The state gave us the ability to live as Jews in our own country, and it also gave us the ability to live as Jews in other countries. Ask any Holocaust survivor, ask anybody who was around at the formation of the state, and they will describe to you how everything was different in Western countries after the state was founded.
These things should all be recalled, lest we begin to take them for granted. But how? His solution was something I think that could be worked on. (I'm ignoring the other thread in his article, the idea that being Chareidi means you can't celebrate Yom Ha'atzmaut):
So why don't we in the general haredi world? Why are we afraid that if we wave the flag we will be ostracized? Why will we be ostracized if we wave the flag?
I don't know.
The rabbis and shuls all plan learning programs on Yom Ha'atzmaut for those men who are normally at work but have the day off. It is great to be able to spend part of the day learning. These special study sessions are often on interesting topics. But do they ever plan one on the topic of Yom Ha'atzmaut? Do they ever explain to us that it is okay to celebrate somehow - or if it is not okay, then why not? All I know is that it is not accepted, but I have no idea why.
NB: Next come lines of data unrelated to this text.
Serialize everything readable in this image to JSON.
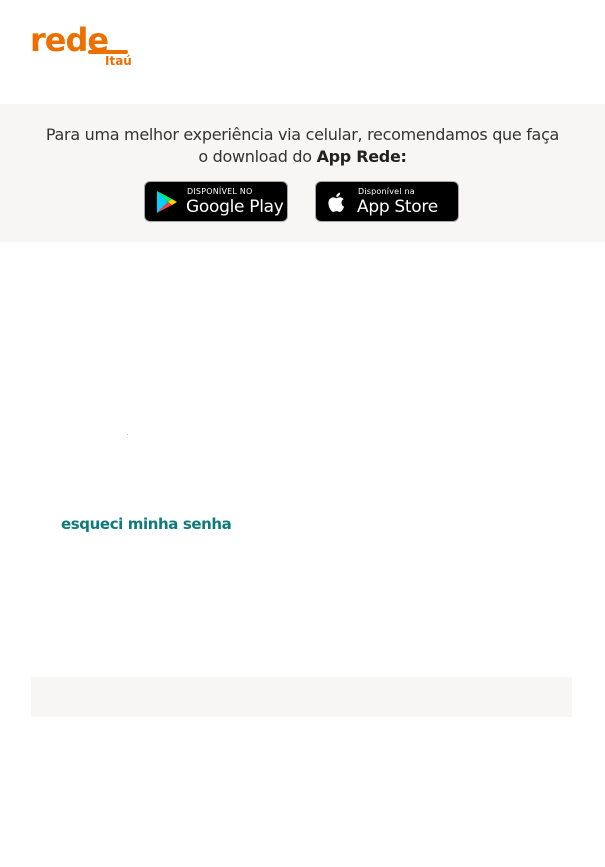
{
  "brand": {
    "logo_text": "rede",
    "logo_sub": "Itaú",
    "color": "#ec7000"
  },
  "banner": {
    "text_prefix": "Para uma melhor experiência via celular, recomendamos que faça o download do ",
    "text_bold": "App Rede:",
    "google_play": {
      "small_label": "DISPONÍVEL NO",
      "big_label": "Google Play",
      "icon": "google-play-icon"
    },
    "app_store": {
      "small_label": "Disponível na",
      "big_label": "App Store",
      "icon": "apple-icon"
    }
  },
  "login": {
    "forgot_password_label": "esqueci minha senha",
    "link_color": "#0f7a7a"
  }
}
The mere existence of the state has given us so much that I have no understanding of why it is wrong to celebrate it. It seems that if the special study session was on the topic of Yom Ha'atzmaut (either explaining why it is right or wrong to celebrate), aside from the fact that the yeshiva hosting such a session would likely be packed because so many people want to hear a Torah discussion on the subject, many people would know how to approach the day properly - with direction from their rabbi via the session.
It is up to the Dati Leumi community to show the way in this regard. It has been one of my goals, mostly unstarted, to create a series of shiurim for Yom Ha'atzmaut so that Jews can get together and, on the day that God remembered us after 1900 of sufferinig, come together and learn from His Torah that this is indeed part of His plan for history, that we indeed watching the first flowering of the final redemption, may the rest of it flower real soon.
Maybe I'll get to it next year but it seems like that's the way we can show the entire Torah world that this day carries real significance for all Jews.